Exercise prompt |
What lines in the material hold the string "this"? Return every one of them.

════════

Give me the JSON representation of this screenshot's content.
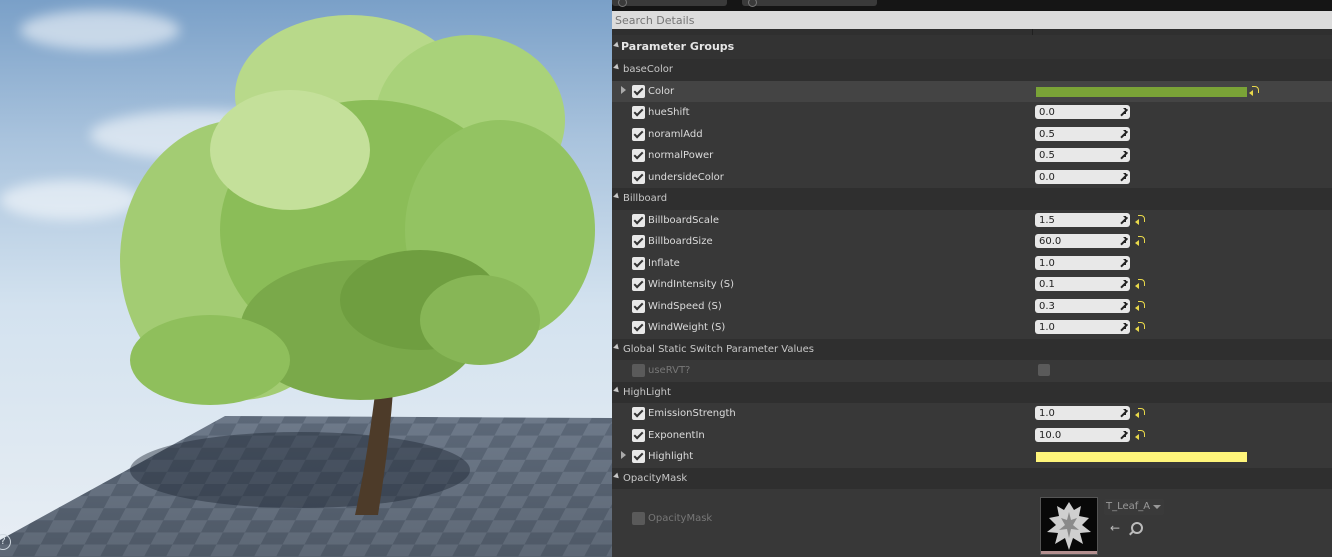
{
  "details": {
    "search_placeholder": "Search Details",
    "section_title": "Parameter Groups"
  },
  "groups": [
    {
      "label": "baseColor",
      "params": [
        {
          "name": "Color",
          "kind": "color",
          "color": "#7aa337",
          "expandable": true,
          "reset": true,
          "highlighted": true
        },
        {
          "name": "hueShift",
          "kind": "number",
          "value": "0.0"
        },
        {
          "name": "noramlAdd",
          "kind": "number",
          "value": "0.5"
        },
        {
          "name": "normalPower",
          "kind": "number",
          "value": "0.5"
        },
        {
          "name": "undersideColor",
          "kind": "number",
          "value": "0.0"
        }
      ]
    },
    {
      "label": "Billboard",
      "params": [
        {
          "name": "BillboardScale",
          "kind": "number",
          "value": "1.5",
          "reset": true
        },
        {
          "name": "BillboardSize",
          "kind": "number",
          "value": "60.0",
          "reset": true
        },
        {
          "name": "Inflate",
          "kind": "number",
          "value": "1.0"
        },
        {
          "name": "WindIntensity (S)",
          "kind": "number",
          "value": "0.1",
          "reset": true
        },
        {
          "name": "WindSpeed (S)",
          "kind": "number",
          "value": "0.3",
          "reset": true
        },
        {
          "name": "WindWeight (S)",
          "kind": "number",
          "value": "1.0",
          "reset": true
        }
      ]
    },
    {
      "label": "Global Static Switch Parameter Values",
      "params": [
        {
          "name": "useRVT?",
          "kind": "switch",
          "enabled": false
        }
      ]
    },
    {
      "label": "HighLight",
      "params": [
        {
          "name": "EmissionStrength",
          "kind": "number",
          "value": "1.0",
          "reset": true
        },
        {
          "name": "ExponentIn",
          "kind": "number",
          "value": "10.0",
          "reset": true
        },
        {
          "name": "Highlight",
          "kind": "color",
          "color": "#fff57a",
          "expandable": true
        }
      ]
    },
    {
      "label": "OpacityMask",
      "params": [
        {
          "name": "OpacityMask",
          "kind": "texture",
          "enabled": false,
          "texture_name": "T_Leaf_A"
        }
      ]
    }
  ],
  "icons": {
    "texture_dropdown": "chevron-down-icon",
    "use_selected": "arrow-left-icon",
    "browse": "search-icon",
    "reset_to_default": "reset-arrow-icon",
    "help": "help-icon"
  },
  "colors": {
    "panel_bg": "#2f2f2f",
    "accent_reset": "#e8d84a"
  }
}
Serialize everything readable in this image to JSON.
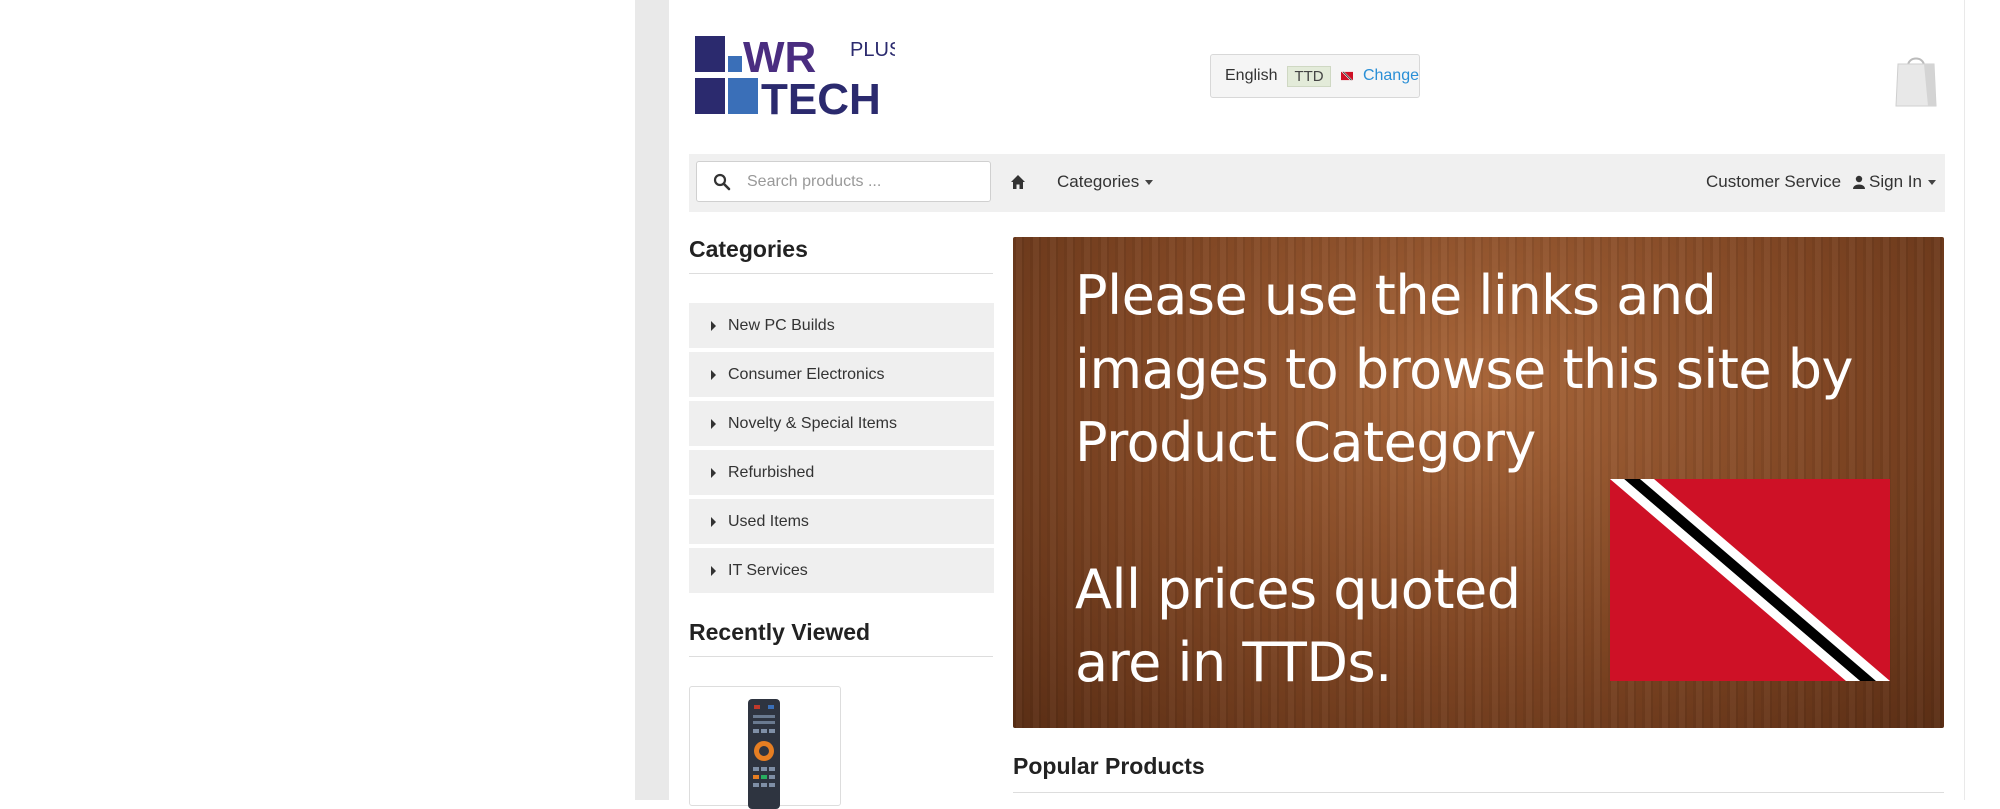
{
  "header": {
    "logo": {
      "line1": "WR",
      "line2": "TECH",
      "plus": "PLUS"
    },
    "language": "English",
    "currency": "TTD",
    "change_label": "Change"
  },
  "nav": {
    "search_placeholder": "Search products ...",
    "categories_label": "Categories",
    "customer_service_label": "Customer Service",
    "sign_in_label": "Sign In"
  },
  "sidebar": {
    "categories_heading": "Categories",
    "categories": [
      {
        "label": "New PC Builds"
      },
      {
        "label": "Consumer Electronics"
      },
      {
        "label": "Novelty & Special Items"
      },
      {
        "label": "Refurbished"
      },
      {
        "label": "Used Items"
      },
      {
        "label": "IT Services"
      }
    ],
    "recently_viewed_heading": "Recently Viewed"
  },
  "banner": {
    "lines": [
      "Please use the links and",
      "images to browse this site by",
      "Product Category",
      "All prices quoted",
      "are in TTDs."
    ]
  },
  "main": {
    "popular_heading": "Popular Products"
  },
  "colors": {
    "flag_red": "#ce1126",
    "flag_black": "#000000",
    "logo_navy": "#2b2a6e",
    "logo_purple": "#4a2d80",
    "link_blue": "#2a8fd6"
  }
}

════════

Task answer |
Give me the JSON representation of this screenshot's content.
Serialize everything readable in this image to JSON.
      "images to browse this site by",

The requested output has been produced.